After England's ungainly exit from the NatWest Series, Thursday's game between West Indies and New Zealand at the Rose Bowl has turned into a mini-final, and a chance for both teams to win an important psychological victory before the Lord's final on Saturday. Both teams are faced with the option of giving their leading players a rest before the final, or keeping their sides the same to keep their momentum going.
New Zealand are unbeaten in the series so far, and their well-planned, calm approach has had the better of both England and West Indies, but their batting has rested on good performances from a few players, with the likes of Nathan Astle and Craig McMillan remaining unusually anonymous. They have also been helped by the toss, winning it every time, and this has no doubt proved vital to their campaign as the side batting first has not won a single match in this one-day series.
They rested Chris Cairns in their last match against England at Bristol, as he had picked up a few minor injuries. Provided he is fit, this game will give him some valuable match practice, but if he has not fully recovered, New Zealand are unlikely to risk playing him.
Daniel Vettori, after coming back from a hamstring injury, has looked flat in New Zealand's three games so far. He has taken only one wicket - that of James Anderson, England's No. 11, and has often gone for runs. This game will be his last chance before the final to prove he is still a force to be reckoned with, though with his previous record he will probably make the final XI on Saturday whether or not he makes an impact in this match.
After a characteristically inconsistent series, West Indies are starting to come into their own. Chris Gayle in particular has looked better and better with every outing, and he will be a key player both on Thursday and at the final.

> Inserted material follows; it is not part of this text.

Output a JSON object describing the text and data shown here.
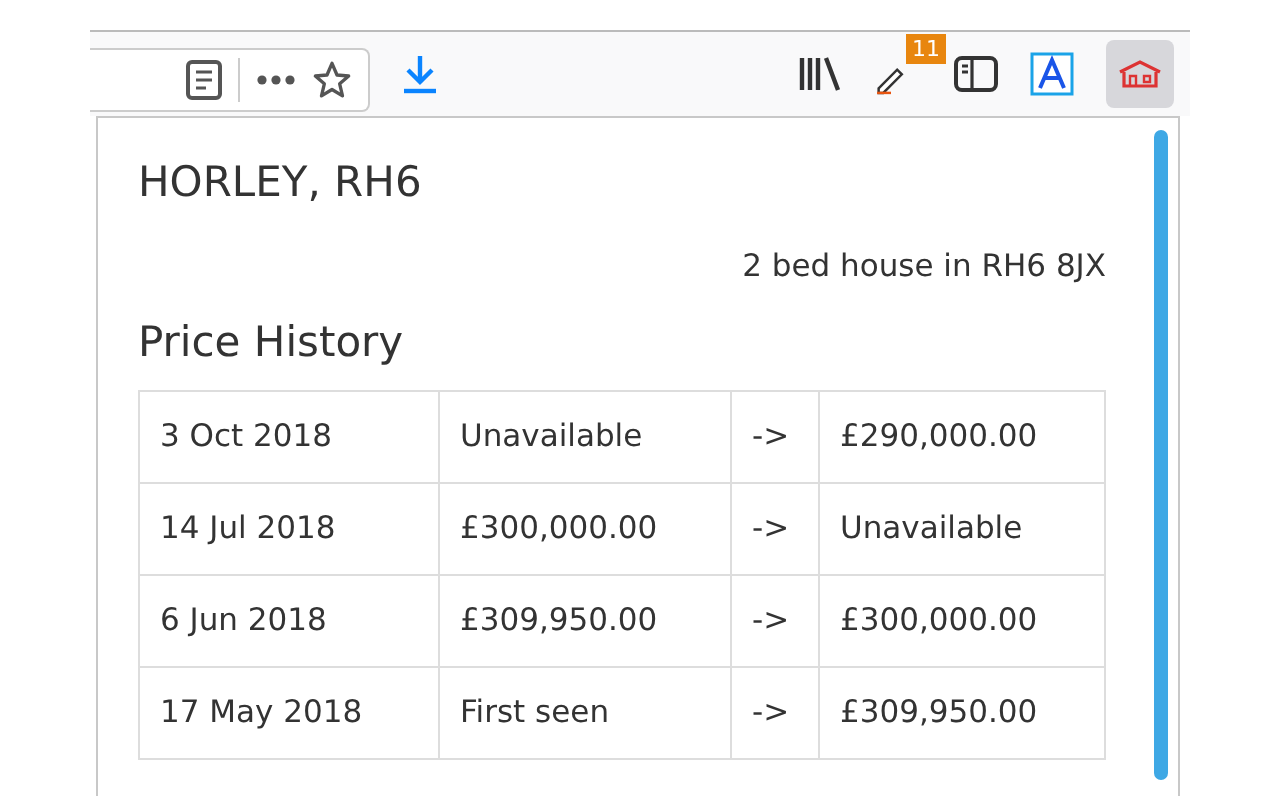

Apart from the mauling by Andrew Flintoff and Andrew Strauss at Lord's on Tuesday, the bowlers have performed well, and Dwayne Bravo is the tournament's leading wicket-taker. Tino Best, though he gives his all every time he plays, is a little prone to injury and may well be rested for this match. He will be a vital player in the final, and West Indies will be unlikely to risk playing him in this dead rubber.

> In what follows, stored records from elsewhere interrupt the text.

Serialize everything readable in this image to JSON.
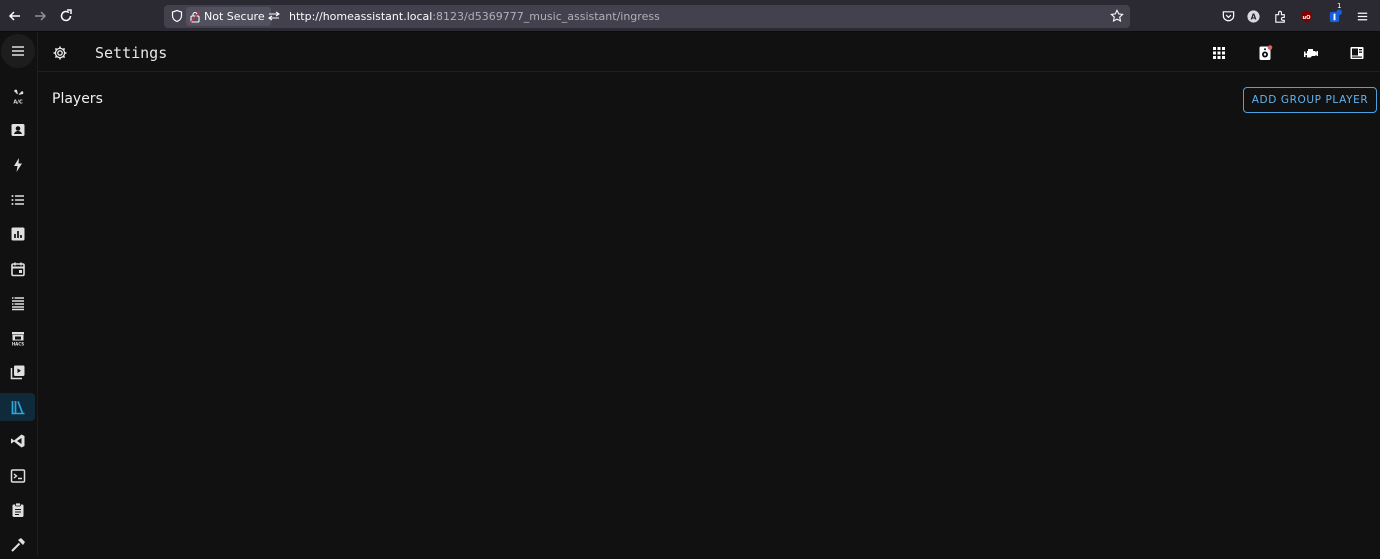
{
  "browser": {
    "not_secure_label": "Not Secure",
    "url_host": "http://homeassistant.local",
    "url_rest": ":8123/d5369777_music_assistant/ingress",
    "nav_icons": [
      "back-arrow-icon",
      "forward-arrow-icon",
      "reload-icon"
    ],
    "extension_icons": [
      "pocket-icon",
      "account-icon",
      "extensions-icon",
      "ublock-icon",
      "bitwarden-icon",
      "hamburger-menu-icon"
    ],
    "badge_count": "1"
  },
  "sidebar": {
    "items": [
      {
        "icon": "air-conditioner-icon",
        "label": "A/C"
      },
      {
        "icon": "account-box-icon"
      },
      {
        "icon": "lightning-bolt-icon"
      },
      {
        "icon": "format-list-icon"
      },
      {
        "icon": "chart-box-icon"
      },
      {
        "icon": "calendar-icon"
      },
      {
        "icon": "database-icon"
      },
      {
        "icon": "hacs-store-icon",
        "label": "HACS"
      },
      {
        "icon": "play-box-multiple-icon"
      },
      {
        "icon": "library-music-icon",
        "active": true
      },
      {
        "icon": "vscode-icon"
      },
      {
        "icon": "console-icon"
      },
      {
        "icon": "clipboard-list-icon"
      },
      {
        "icon": "hammer-icon"
      }
    ],
    "active_color": "#29a8e0"
  },
  "toolbar": {
    "title": "Settings",
    "icons": [
      "apps-grid-icon",
      "speaker-icon",
      "engine-icon",
      "display-icon"
    ]
  },
  "main": {
    "section_title": "Players",
    "add_group_button": "ADD GROUP PLAYER"
  },
  "colors": {
    "accent": "#4aa3df",
    "background": "#111111",
    "notification_dot": "#e45b5b"
  }
}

Dwayne Smith's time at the top of the order has so far proved to be a mistake, but with the pressure off in this match he may finally show what he is capable of. West Indies have no real problems with their batting, except in deciding who will bat where. Gayle has had three different opening partners in four matches, and though Brian Lara has been the only one who has had success, he seems unwilling to stay in the position.
New Zealand will start as favourites in this match, but with West Indies in unpredictable form and riding high from their victory over England, it is sure to be an interesting encounter.
New Zealand (probable) 1 Stephen Fleming (capt), 2 Nathan Astle, 3 Hamish Marshall, 4 Scott Styris, 5 Craig McMillan, 6 Jacob Oram, 7 Chris Harris, 8 Gareth Hopkins (wk), 9 Daniel Vettori, 10 James Franklin, 11 Ian Butler.
West Indies (probable) 1 Chris Gayle, 2 Devon Smith, 3 Ramnaresh Sarwan, 4 Brian Lara (capt), 5 Shivnarine Chanderpaul, 6 Ricardo Powell, 7 Dwayne Smith, 8 Dwayne Bravo, 9 Ridley Jacobs (wk), 10 Ian Bradshaw, 11 Jermaine Lawson.